> **Record set**
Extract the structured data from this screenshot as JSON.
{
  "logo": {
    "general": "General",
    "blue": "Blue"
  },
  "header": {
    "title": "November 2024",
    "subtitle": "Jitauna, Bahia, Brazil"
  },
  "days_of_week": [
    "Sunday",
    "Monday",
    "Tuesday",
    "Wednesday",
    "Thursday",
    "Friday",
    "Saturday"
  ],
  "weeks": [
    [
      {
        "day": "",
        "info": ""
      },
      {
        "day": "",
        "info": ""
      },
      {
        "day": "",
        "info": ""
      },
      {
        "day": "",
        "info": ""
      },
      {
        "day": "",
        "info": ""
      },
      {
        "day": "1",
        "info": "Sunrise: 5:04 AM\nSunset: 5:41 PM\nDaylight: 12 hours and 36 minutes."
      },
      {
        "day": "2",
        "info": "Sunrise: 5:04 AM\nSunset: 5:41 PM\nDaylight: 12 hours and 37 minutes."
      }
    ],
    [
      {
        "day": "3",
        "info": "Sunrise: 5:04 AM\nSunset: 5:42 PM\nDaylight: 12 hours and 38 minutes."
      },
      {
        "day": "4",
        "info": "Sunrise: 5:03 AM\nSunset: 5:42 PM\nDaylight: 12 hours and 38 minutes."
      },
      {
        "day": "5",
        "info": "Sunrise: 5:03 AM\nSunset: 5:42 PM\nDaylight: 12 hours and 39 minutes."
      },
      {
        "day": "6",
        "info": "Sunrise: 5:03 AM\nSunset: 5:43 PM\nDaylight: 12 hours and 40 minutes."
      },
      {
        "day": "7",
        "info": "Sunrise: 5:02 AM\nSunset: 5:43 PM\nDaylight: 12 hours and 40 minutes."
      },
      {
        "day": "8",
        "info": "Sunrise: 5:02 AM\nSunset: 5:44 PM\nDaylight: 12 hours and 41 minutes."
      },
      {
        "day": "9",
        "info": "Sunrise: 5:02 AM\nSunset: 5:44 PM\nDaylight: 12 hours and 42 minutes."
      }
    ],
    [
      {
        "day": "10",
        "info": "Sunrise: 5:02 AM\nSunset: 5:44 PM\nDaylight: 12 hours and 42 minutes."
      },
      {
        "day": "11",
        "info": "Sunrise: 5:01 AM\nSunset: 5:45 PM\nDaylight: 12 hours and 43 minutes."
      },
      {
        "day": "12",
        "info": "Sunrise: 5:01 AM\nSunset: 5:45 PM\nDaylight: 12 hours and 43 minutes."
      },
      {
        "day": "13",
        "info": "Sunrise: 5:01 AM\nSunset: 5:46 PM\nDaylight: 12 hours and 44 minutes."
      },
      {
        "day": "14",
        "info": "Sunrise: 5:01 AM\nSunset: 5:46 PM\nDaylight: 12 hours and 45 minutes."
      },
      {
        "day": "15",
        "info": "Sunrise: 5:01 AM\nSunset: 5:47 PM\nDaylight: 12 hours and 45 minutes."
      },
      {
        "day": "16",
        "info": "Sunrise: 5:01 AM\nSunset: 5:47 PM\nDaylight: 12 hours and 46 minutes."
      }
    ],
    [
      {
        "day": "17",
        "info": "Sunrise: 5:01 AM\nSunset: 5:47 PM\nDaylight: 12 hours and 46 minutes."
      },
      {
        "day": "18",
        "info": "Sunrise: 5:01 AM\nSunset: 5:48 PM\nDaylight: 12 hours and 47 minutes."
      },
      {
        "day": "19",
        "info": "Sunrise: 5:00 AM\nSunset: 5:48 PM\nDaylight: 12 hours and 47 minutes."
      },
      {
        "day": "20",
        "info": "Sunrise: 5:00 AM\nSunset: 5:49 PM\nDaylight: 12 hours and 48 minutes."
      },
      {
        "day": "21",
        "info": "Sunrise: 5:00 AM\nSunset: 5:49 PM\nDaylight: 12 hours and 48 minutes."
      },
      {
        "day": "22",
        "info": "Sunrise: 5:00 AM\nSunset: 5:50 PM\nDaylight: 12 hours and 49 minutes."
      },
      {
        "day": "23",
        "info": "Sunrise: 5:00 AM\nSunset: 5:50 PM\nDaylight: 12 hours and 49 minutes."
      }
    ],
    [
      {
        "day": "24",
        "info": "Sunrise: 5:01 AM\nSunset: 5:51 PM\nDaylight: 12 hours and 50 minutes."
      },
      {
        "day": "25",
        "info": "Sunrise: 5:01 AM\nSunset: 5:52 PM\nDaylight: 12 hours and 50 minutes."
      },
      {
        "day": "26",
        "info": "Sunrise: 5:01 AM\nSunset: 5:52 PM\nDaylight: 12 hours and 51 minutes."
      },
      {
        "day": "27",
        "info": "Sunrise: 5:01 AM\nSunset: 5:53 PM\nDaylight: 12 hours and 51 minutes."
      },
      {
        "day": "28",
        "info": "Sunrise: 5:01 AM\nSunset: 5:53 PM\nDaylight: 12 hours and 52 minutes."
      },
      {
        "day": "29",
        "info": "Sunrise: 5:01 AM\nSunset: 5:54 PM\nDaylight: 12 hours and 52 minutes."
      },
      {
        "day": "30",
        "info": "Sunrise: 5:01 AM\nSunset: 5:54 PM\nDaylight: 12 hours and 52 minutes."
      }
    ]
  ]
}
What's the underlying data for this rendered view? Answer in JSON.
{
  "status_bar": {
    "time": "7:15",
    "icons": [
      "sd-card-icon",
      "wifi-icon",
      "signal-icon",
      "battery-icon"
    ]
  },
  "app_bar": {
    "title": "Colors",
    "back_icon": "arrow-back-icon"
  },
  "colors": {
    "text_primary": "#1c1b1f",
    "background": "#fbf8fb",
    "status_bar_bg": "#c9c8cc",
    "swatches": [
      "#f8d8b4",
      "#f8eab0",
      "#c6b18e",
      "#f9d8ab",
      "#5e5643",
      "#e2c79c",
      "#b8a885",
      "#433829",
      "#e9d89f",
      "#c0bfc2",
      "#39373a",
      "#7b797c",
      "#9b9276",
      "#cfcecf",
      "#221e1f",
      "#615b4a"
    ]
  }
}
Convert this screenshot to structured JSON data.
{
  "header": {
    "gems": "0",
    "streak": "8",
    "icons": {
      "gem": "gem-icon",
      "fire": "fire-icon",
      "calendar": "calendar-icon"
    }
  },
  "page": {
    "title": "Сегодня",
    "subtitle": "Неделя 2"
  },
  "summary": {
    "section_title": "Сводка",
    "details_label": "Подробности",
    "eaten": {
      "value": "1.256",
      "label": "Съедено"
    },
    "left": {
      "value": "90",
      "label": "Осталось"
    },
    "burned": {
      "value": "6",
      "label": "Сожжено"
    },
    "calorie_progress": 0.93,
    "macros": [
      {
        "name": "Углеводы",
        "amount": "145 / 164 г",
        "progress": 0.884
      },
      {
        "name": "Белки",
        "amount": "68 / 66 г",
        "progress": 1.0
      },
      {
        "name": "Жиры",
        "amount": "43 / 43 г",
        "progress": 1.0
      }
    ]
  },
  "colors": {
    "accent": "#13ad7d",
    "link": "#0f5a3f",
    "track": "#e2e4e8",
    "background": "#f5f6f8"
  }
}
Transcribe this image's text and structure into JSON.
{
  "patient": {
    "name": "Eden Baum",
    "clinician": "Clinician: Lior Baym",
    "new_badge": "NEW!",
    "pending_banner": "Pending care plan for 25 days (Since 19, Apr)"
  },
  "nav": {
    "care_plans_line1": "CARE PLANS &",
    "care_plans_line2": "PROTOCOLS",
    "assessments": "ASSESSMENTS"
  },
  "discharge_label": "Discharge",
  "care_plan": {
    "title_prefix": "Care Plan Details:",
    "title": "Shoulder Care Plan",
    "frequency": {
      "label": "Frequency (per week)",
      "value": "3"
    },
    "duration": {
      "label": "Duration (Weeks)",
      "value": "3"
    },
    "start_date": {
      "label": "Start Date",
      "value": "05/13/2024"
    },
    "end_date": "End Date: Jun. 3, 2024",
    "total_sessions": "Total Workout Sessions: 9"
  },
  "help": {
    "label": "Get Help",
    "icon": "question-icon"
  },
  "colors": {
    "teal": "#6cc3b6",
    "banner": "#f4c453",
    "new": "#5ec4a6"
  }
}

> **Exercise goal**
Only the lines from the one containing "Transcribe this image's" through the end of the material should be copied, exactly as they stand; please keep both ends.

> **Solution to this problem**
Transcribe this image's text and structure into JSON.
{
  "patient": {
    "name": "Eden Baum",
    "clinician": "Clinician: Lior Baym",
    "new_badge": "NEW!",
    "pending_banner": "Pending care plan for 25 days (Since 19, Apr)"
  },
  "nav": {
    "care_plans_line1": "CARE PLANS &",
    "care_plans_line2": "PROTOCOLS",
    "assessments": "ASSESSMENTS"
  },
  "discharge_label": "Discharge",
  "care_plan": {
    "title_prefix": "Care Plan Details:",
    "title": "Shoulder Care Plan",
    "frequency": {
      "label": "Frequency (per week)",
      "value": "3"
    },
    "duration": {
      "label": "Duration (Weeks)",
      "value": "3"
    },
    "start_date": {
      "label": "Start Date",
      "value": "05/13/2024"
    },
    "end_date": "End Date: Jun. 3, 2024",
    "total_sessions": "Total Workout Sessions: 9"
  },
  "help": {
    "label": "Get Help",
    "icon": "question-icon"
  },
  "colors": {
    "teal": "#6cc3b6",
    "banner": "#f4c453",
    "new": "#5ec4a6"
  }
}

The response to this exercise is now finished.